To grasp these distinctions I am going to use the example of the perception of the table in section 41 of the Ideas . Husserl writes:
Let us start with an example. Constantly seeing this table and meanwhile walking around it, changing my position is space in whatever way, I have continually the consciousness of this one identical table as factually existing ‘in person’ and remaining quite unchanged
What is the aim of phenomenological analysis is the structure of appearance. For it is this that gives a coherence and objectivity to our experience. We confuse objectivity with the transcendent object, but it is this object which is continually changing and therefore could never be the ground for scientific knowledge. It is the immanent object that gives unity and sense to our experience of things in the world. That I see this table as a table, even though its aspects are continually changing. It is this unity that is valid meaning of objectivity. This unity provided by the immanent object already organises, or synthesises Husserl would say, our experience of the world, prior to theoretical or scientific judgements that I might make of it. It is because the world is already organised by the immanent intentional structure of consciousness that we see things as having such and such meanings and therefore can make judgements about them. Husserl is very much against the empiricists’ view of knowledge that we first of all have sensations and then this sense data are secondarily organised into to recognisable objects. My experience of the world is already organised by the structure of intentionality before I have any sensations.
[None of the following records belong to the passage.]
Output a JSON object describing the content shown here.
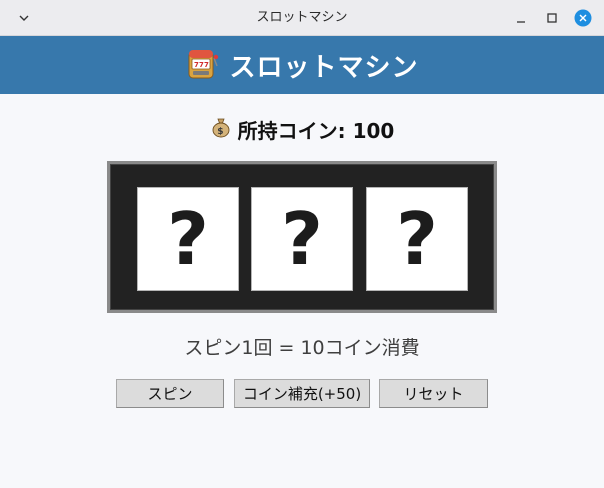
{
  "window": {
    "title": "スロットマシン",
    "menu_icon": "chevron-down-icon",
    "controls": [
      "minimize-icon",
      "maximize-icon",
      "close-icon"
    ],
    "close_color": "#1e8ee0"
  },
  "header": {
    "icon": "slot-machine-icon",
    "title": "スロットマシン",
    "background": "#3778ac"
  },
  "coins": {
    "icon": "money-bag-icon",
    "label": "所持コイン: 100"
  },
  "reels": [
    "?",
    "?",
    "?"
  ],
  "cost_text": "スピン1回 = 10コイン消費",
  "buttons": {
    "spin": "スピン",
    "refill": "コイン補充(+50)",
    "reset": "リセット"
  }
}
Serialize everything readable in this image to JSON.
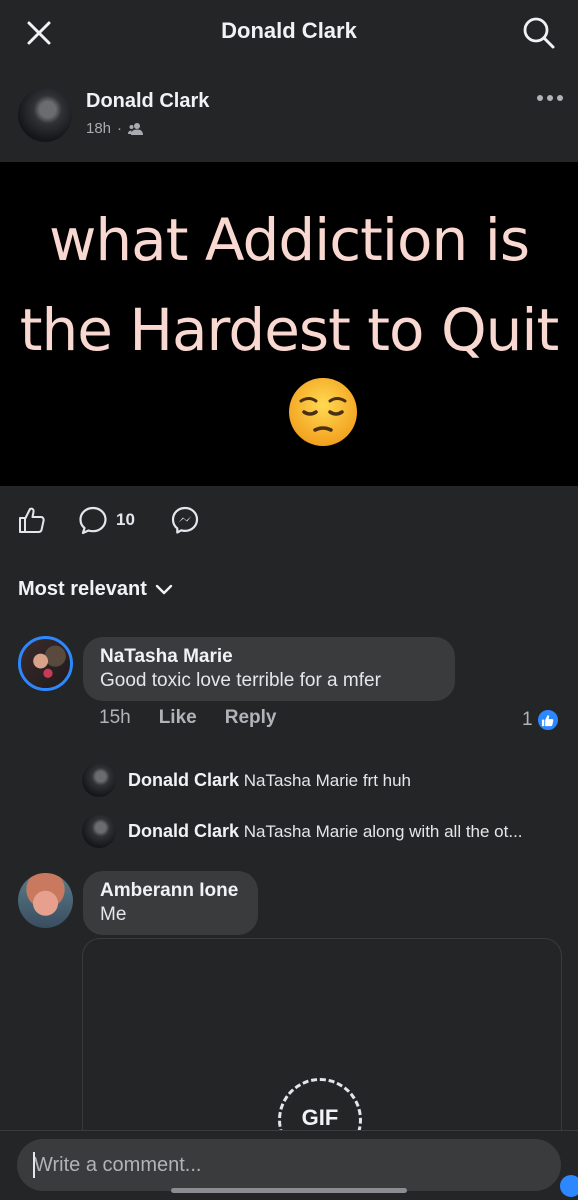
{
  "header": {
    "title": "Donald Clark"
  },
  "post": {
    "author": "Donald Clark",
    "time": "18h",
    "separator": "·",
    "image_line1": "what Addiction is",
    "image_line2": "the Hardest to Quit",
    "comment_count": "10"
  },
  "sort": {
    "label": "Most relevant"
  },
  "comments": [
    {
      "name": "NaTasha Marie",
      "text": "Good toxic love terrible for a mfer",
      "time": "15h",
      "like_label": "Like",
      "reply_label": "Reply",
      "reaction_count": "1",
      "replies": [
        {
          "name": "Donald Clark",
          "text": "NaTasha Marie frt huh"
        },
        {
          "name": "Donald Clark",
          "text": "NaTasha Marie along with all the ot..."
        }
      ]
    },
    {
      "name": "Amberann Ione",
      "text": "Me",
      "gif_label": "GIF"
    }
  ],
  "composer": {
    "placeholder": "Write a comment..."
  },
  "colors": {
    "background": "#242527",
    "bubble": "#3a3b3d",
    "accent": "#2d88ff",
    "image_text": "#f8d8d0"
  },
  "icons": {
    "close": "close-icon",
    "search": "search-icon",
    "more": "more-icon",
    "audience": "friends-icon",
    "like": "thumbs-up-icon",
    "comment": "comment-icon",
    "messenger": "messenger-icon",
    "sort": "chevron-down-icon",
    "emoji": "pensive-face-emoji"
  }
}
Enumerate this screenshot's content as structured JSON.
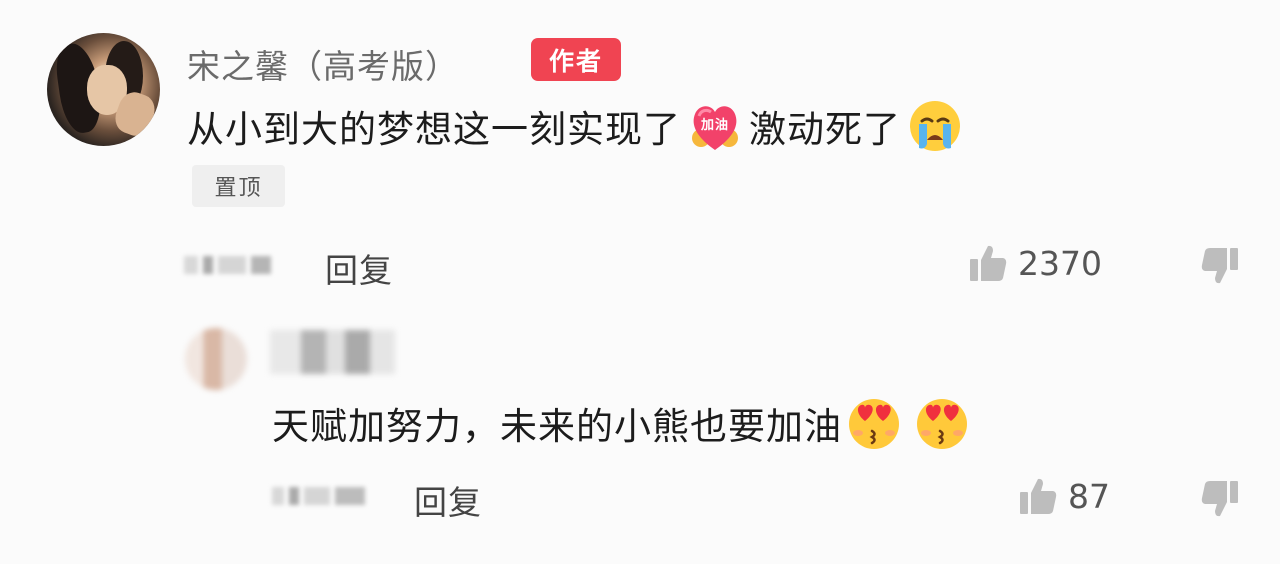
{
  "main_comment": {
    "username": "宋之馨（高考版）",
    "author_badge": "作者",
    "text_before_emoji": "从小到大的梦想这一刻实现了",
    "sticker_label": "加油",
    "text_after_emoji": "激动死了",
    "pinned_label": "置顶",
    "reply_label": "回复",
    "like_count": "2370",
    "icons": [
      "heart-sticker-icon",
      "crying-face-icon",
      "thumbs-up-icon",
      "thumbs-down-icon"
    ]
  },
  "reply_comment": {
    "text": "天赋加努力，未来的小熊也要加油",
    "reply_label": "回复",
    "like_count": "87",
    "icons": [
      "heart-eyes-face-icon",
      "heart-eyes-face-icon",
      "thumbs-up-icon",
      "thumbs-down-icon"
    ]
  },
  "colors": {
    "badge": "#f04452",
    "username": "#6b6b6b",
    "text": "#1c1c1c",
    "background": "#fbfbfb"
  }
}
Thus I do not hear noise outside my window, which I then in a second moment construct into the sound of a car, but straight away I hear a car. This is why my perceptions can always be disappointed, because my expectations might be disappointed. It is not a car, but the sound of the wind and so on. Appearing is already meaningful, it does not require an act of judgement or the understanding to make it so.
We might be gaining some insight,
therefore, into how the phenomenologist sees the world. It is not
something that is outside of us in the sense of nature in the scientific
or common-sense attitude, rather the world should be understood as the
network of meaning, or essences, which are the horizon in which we encounter
objects. The world is this region of sense in which we are orientated.
This world for Husserl is identical to the immanent life of consciousness.
It is constituted through it. The key to understanding this claim,
is to no longer to see the world on the analogy of a natural thing, but
in terms of language. For the self same and identical appearance
that appears at the heart of appearing is sense or meaning. It is
not a natural thing, and nor does it have any basis in nature, yet it is
the ground and possibility of our experience and judgement about nature.
H. Hall make clear this transcendental function of consciousness in the
What Husserl’s generalisation of the notion of meaning comes to is the claim that consciousness can and must be understood as active or interpretative in all its functions. Experience is never just the passive registering and subsequent associating of independently meaningful data. It involves the bringing to bear by consciousness of intensional structures or meanings (noemata) through which the systematic organisation of some less meaningful or relatively unstructured material is accomplished. (H. Hall, ‘Was Husserl a Realist or an Idealist?’ in Husserl Intentionality and Cognitive Science, ed. H. Dreyfus, (Cambridge: MIT Press, 1982), p. 172)